▶ ABOUT THIS EXERCISE:
Only lines holding "JSON" are wanted; copy each of them from the records below.

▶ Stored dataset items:
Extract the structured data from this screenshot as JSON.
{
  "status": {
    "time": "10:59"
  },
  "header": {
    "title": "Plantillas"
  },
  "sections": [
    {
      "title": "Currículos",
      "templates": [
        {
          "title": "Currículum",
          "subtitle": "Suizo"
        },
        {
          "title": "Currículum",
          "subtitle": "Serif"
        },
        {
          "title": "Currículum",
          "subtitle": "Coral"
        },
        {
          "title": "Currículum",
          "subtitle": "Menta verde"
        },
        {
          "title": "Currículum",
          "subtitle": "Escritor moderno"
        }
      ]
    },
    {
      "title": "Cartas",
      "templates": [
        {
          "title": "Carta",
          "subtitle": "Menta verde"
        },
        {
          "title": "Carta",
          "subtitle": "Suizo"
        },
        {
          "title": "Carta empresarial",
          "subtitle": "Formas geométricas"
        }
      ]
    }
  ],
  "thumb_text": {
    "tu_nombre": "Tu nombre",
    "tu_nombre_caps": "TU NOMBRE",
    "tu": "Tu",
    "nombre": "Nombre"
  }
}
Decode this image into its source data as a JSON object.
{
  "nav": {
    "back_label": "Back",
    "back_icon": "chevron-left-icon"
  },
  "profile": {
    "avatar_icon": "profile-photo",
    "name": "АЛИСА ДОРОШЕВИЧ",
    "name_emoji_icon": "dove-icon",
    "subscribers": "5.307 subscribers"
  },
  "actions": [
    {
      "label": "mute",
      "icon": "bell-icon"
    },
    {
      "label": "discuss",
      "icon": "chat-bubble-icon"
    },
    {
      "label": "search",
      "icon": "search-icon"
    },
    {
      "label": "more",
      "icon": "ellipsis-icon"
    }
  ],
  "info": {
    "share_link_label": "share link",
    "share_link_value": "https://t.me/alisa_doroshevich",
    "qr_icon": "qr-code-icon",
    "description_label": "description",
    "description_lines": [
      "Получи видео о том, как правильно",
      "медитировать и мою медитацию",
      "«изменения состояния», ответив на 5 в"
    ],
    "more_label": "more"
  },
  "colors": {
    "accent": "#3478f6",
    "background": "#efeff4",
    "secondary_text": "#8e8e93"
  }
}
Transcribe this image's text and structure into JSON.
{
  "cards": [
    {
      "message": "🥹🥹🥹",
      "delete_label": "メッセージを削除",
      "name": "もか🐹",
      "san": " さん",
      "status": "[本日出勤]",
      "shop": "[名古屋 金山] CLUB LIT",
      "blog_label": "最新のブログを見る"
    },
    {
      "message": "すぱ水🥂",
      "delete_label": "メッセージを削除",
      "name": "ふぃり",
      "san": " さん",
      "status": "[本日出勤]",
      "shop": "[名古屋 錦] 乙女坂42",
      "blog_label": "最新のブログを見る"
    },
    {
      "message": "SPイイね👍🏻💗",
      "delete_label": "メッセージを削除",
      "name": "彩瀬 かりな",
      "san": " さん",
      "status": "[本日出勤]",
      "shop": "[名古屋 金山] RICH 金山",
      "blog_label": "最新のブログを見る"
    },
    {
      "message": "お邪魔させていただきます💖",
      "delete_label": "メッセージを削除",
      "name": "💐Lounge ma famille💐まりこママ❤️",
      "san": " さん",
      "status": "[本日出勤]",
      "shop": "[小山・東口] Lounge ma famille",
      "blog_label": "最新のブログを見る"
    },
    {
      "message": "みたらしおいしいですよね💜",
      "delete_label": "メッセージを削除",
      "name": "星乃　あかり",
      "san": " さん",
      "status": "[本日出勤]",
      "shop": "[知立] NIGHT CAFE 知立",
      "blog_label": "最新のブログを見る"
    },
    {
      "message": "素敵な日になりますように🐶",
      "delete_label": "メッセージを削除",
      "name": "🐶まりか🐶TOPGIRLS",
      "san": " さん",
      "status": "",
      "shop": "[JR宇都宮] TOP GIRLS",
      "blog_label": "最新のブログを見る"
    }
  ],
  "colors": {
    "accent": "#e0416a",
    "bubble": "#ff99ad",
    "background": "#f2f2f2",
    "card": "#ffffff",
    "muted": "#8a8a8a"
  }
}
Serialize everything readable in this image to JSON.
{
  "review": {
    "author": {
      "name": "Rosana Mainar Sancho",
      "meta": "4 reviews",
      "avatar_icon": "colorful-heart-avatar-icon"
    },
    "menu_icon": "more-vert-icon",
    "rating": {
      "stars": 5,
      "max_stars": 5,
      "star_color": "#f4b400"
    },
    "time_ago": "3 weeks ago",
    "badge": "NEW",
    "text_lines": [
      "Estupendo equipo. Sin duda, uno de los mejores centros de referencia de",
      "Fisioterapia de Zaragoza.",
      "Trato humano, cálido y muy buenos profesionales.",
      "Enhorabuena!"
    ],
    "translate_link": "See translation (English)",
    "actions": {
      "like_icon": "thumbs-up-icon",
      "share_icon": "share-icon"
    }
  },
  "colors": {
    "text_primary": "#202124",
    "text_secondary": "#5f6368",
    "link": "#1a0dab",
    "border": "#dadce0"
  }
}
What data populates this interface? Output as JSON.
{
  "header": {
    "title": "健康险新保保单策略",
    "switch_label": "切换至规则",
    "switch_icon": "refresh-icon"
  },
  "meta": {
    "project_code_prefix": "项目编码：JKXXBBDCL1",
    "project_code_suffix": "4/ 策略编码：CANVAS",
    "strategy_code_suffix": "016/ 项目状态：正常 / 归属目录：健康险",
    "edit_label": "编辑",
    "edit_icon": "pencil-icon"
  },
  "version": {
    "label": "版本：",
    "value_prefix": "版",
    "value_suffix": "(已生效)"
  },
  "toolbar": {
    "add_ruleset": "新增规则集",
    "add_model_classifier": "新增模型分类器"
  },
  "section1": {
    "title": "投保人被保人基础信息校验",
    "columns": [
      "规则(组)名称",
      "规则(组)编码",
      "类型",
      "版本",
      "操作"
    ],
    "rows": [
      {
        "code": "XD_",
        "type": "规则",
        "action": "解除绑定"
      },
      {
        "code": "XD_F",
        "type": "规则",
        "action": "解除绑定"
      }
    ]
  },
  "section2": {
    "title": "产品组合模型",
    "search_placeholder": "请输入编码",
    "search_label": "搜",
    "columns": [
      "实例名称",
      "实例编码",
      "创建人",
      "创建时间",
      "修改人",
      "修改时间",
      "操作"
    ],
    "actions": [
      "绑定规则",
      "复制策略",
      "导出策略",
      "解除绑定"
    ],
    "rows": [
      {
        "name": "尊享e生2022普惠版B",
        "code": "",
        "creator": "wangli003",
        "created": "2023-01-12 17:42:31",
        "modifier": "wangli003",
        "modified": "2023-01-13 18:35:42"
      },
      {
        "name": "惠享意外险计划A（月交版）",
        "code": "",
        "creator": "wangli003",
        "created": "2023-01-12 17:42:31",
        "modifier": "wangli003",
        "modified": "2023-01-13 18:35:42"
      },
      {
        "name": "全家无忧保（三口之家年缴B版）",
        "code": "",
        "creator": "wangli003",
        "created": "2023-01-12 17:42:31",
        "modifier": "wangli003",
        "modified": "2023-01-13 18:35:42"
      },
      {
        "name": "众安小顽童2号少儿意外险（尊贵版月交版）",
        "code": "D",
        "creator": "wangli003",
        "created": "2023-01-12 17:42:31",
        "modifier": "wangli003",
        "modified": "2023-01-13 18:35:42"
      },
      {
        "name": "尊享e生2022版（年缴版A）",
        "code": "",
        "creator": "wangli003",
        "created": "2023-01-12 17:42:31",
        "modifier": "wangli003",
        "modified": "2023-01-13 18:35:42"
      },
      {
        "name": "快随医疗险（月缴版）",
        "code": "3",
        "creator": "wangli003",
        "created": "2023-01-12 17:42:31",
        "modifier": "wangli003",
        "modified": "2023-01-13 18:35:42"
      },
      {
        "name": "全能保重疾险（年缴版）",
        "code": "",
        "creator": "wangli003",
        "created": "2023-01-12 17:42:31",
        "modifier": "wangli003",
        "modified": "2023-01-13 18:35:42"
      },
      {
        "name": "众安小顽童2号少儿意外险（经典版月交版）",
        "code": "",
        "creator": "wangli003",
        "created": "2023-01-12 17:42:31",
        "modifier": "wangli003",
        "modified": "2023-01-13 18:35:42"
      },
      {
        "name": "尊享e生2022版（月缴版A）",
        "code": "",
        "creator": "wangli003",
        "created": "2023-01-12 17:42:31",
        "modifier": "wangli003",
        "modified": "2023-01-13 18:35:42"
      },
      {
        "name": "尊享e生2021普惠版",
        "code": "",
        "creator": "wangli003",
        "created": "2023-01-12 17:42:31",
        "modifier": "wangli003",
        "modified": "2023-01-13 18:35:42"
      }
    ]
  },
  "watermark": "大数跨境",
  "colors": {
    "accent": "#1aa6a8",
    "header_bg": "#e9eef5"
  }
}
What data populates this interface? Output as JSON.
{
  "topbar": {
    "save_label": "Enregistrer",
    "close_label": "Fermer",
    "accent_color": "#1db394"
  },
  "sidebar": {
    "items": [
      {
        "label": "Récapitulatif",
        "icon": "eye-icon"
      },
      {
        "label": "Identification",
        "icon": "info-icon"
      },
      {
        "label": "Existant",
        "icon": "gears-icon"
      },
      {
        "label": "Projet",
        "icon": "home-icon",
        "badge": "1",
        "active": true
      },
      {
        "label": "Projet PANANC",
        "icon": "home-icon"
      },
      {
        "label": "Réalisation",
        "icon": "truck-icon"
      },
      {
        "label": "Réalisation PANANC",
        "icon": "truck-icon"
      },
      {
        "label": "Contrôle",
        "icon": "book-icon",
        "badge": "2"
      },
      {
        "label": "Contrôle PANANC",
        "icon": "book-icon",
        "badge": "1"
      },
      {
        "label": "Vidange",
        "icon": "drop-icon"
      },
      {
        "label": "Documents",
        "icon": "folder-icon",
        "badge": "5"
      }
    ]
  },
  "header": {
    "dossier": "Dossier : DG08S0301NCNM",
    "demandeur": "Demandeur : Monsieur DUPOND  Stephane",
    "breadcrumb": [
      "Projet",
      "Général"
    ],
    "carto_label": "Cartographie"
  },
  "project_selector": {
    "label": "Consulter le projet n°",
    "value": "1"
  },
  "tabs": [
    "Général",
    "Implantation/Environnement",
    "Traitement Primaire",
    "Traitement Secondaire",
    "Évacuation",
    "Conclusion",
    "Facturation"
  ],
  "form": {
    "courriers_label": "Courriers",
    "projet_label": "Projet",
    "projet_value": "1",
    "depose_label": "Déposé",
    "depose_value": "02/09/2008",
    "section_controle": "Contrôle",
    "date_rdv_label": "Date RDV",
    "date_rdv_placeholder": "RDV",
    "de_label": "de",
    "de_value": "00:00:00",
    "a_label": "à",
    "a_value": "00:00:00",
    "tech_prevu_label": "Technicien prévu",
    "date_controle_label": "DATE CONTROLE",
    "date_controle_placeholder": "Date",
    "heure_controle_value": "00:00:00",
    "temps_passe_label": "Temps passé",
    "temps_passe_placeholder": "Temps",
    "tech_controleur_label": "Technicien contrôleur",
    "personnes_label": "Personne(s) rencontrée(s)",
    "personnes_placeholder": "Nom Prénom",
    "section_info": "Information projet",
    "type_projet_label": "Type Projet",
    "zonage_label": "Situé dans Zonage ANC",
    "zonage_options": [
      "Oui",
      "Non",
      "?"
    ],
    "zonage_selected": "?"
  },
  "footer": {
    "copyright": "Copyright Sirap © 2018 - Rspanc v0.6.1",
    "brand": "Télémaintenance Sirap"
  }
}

▶ ANSWER SECTION:
Extract the structured data from this screenshot as JSON.
Decode this image into its source data as a JSON object.
Transcribe this image's text and structure into JSON.
Serialize everything readable in this image to JSON.
What data populates this interface? Output as JSON.
What data populates this interface? Output as JSON.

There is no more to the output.